Greece makes due payments, no longer in arrears - IMF

© Kim Kyung-Hoon
The IMF has confirmed it has received about €2 billion from Greece, which means the country is no longer in arrears. The Greek Finance Ministry has said it started payment of €6.8 billion to the IMF and the ECB.

“I can confirm that Greece today repaid the totality of its arrears to the IMF, equivalent to SDR 1.6 billion (about EUR 2.0 billion),” Gerry Rice, Director of Communications at the IMF said on Monday in a statement.

READ MORE: Greece makes €6.8bn payment to ECB, IMF - media

“The Fund is ready to continue assisting Greece in its efforts to return to financial stability and growth,” Rice confirmed.

On Monday Greece started repaying €6.8 billion to the ECB and the IMF, after it received a €7 billion bridging loan from international creditors.

READ MORE: IMF: Greek debt ‘unsustainable,’ Europe should give relief – report

Greece's Finance Ministry said the ECB will get €4.2 billion and the IMF €2.05 billion to cover the June 2015 arrears. Athens is also repaying €500 million loan to the national central bank.

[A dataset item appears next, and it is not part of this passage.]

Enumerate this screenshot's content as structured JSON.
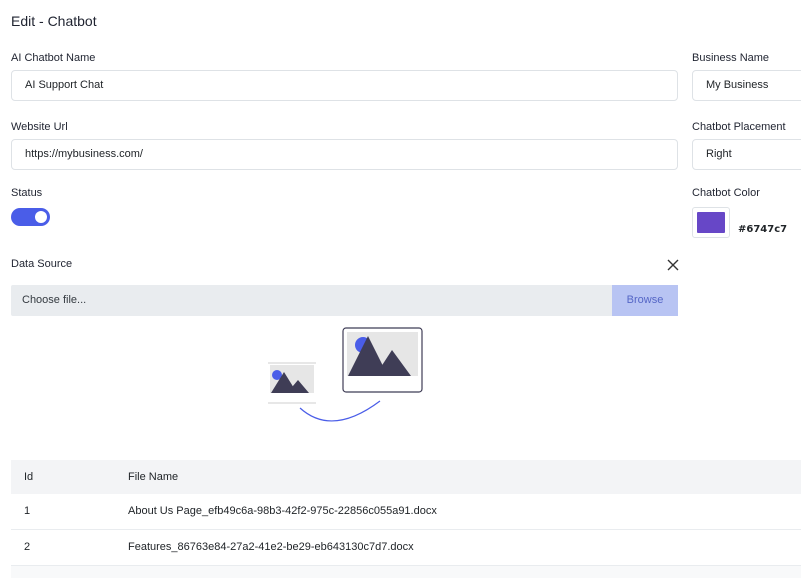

On Monday banks in Greece reopened after a three-week shutdown as the third bailout deal got a green light from the biggest creditor Germany last week.

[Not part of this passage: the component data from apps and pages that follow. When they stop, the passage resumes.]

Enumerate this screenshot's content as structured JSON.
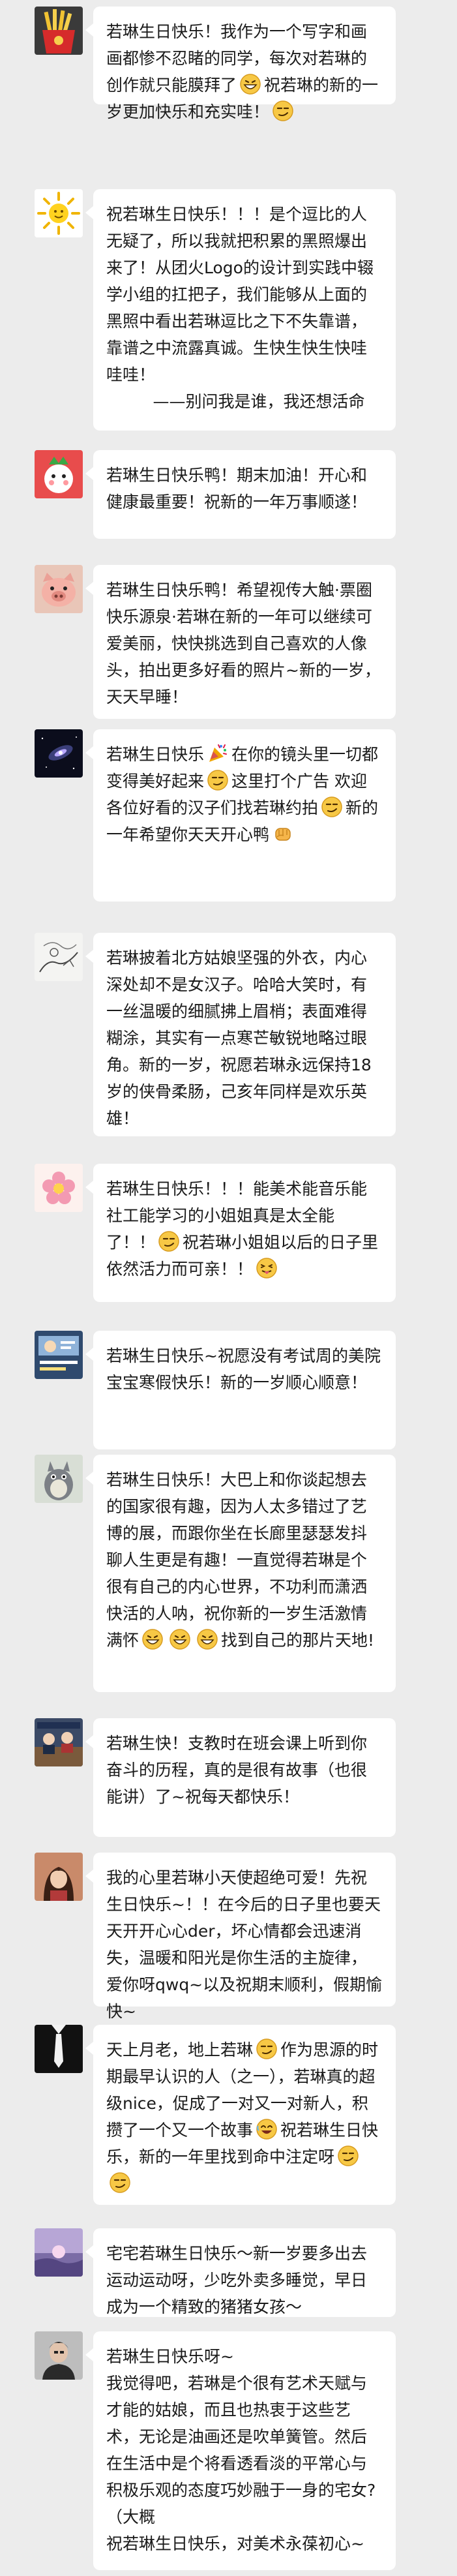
{
  "messages": [
    {
      "avatar": "fries-avatar",
      "segments": [
        {
          "t": "若琳生日快乐！我作为一个写字和画画都惨不忍睹的同学，每次对若琳的创作就只能膜拜了"
        },
        {
          "e": "grin-emoji"
        },
        {
          "t": "祝若琳的新的一岁更加快乐和充实哇！"
        },
        {
          "e": "smirk-emoji"
        }
      ]
    },
    {
      "avatar": "sun-avatar",
      "segments": [
        {
          "t": "祝若琳生日快乐！！！是个逗比的人无疑了，所以我就把积累的黑照爆出来了！从团火Logo的设计到实践中辍学小组的扛把子，我们能够从上面的黑照中看出若琳逗比之下不失靠谱，靠谱之中流露真诚。生快生快生快哇哇哇！\n         ——别问我是谁，我还想活命"
        }
      ]
    },
    {
      "avatar": "strawberry-avatar",
      "segments": [
        {
          "t": "若琳生日快乐鸭！期末加油！开心和健康最重要！祝新的一年万事顺遂！"
        }
      ]
    },
    {
      "avatar": "pig-avatar",
      "segments": [
        {
          "t": "若琳生日快乐鸭！希望视传大触·票圈快乐源泉·若琳在新的一年可以继续可爱美丽，快快挑选到自己喜欢的人像头，拍出更多好看的照片~新的一岁，天天早睡！"
        }
      ]
    },
    {
      "avatar": "galaxy-avatar",
      "segments": [
        {
          "t": "若琳生日快乐"
        },
        {
          "e": "party-emoji"
        },
        {
          "t": "在你的镜头里一切都变得美好起来"
        },
        {
          "e": "smirk-emoji"
        },
        {
          "t": "这里打个广告 欢迎各位好看的汉子们找若琳约拍"
        },
        {
          "e": "smirk-emoji"
        },
        {
          "t": "新的一年希望你天天开心鸭"
        },
        {
          "e": "fist-emoji"
        }
      ]
    },
    {
      "avatar": "sketch-avatar",
      "segments": [
        {
          "t": "若琳披着北方姑娘坚强的外衣，内心深处却不是女汉子。哈哈大笑时，有一丝温暖的细腻拂上眉梢；表面难得糊涂，其实有一点寒芒敏锐地略过眼角。新的一岁，祝愿若琳永远保持18岁的侠骨柔肠，己亥年同样是欢乐英雄！"
        }
      ]
    },
    {
      "avatar": "flower-avatar",
      "segments": [
        {
          "t": "若琳生日快乐！！！能美术能音乐能社工能学习的小姐姐真是太全能了！！"
        },
        {
          "e": "smirk-emoji"
        },
        {
          "t": "祝若琳小姐姐以后的日子里依然活力而可亲！！"
        },
        {
          "e": "tongue-emoji"
        }
      ]
    },
    {
      "avatar": "poster-avatar",
      "segments": [
        {
          "t": "若琳生日快乐~祝愿没有考试周的美院宝宝寒假快乐！新的一岁顺心顺意！"
        }
      ]
    },
    {
      "avatar": "totoro-avatar",
      "segments": [
        {
          "t": "若琳生日快乐！大巴上和你谈起想去的国家很有趣，因为人太多错过了艺博的展，而跟你坐在长廊里瑟瑟发抖聊人生更是有趣！一直觉得若琳是个很有自己的内心世界，不功利而潇洒快活的人呐，祝你新的一岁生活激情满怀"
        },
        {
          "e": "grin-emoji"
        },
        {
          "e": "grin-emoji"
        },
        {
          "e": "grin-emoji"
        },
        {
          "t": "找到自己的那片天地!"
        }
      ]
    },
    {
      "avatar": "meeting-avatar",
      "segments": [
        {
          "t": "若琳生快！支教时在班会课上听到你奋斗的历程，真的是很有故事（也很能讲）了~祝每天都快乐！"
        }
      ]
    },
    {
      "avatar": "girl-avatar",
      "segments": [
        {
          "t": "我的心里若琳小天使超绝可爱！先祝生日快乐~！！在今后的日子里也要天天开开心心der，坏心情都会迅速消失，温暖和阳光是你生活的主旋律，爱你呀qwq~以及祝期末顺利，假期愉快~"
        }
      ]
    },
    {
      "avatar": "tie-avatar",
      "segments": [
        {
          "t": "天上月老，地上若琳"
        },
        {
          "e": "smirk-emoji"
        },
        {
          "t": "作为思源的时期最早认识的人（之一），若琳真的超级nice，促成了一对又一对新人，积攒了一个又一个故事"
        },
        {
          "e": "laugh-emoji"
        },
        {
          "t": "祝若琳生日快乐，新的一年里找到命中注定呀"
        },
        {
          "e": "smirk-emoji"
        },
        {
          "e": "smirk-emoji"
        }
      ]
    },
    {
      "avatar": "sunset-avatar",
      "segments": [
        {
          "t": "宅宅若琳生日快乐～新一岁要多出去运动运动呀，少吃外卖多睡觉，早日成为一个精致的猪猪女孩～"
        }
      ]
    },
    {
      "avatar": "man-avatar",
      "segments": [
        {
          "t": "若琳生日快乐呀~\n我觉得吧，若琳是个很有艺术天赋与才能的姑娘，而且也热衷于这些艺术，无论是油画还是吹单簧管。然后在生活中是个将看透看淡的平常心与积极乐观的态度巧妙融于一身的宅女?（大概\n祝若琳生日快乐，对美术永葆初心~"
        }
      ]
    }
  ]
}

READ MORE: ECB increases emergency funding for Greek banks by €900mn

The IMF has repeatedly said European creditors should write-down a large part of Athens’ debt or give Greece a 30-year grace period if they want it to recover and repay. The fund called Greece’s debt unsustainable, warning the €86 billion program will not save Greece from financial collapse.

READ MORE: 5 key points in landmark Greek debt accord

The Greek parliament approved the austerity bill allowing further talks on the €86 billion aid package for the country last Wednesday.

On June 30 Greece missed a €1.6 billion payment to the IMF, which meant the country was ‘in arrears’, but marked a technical default.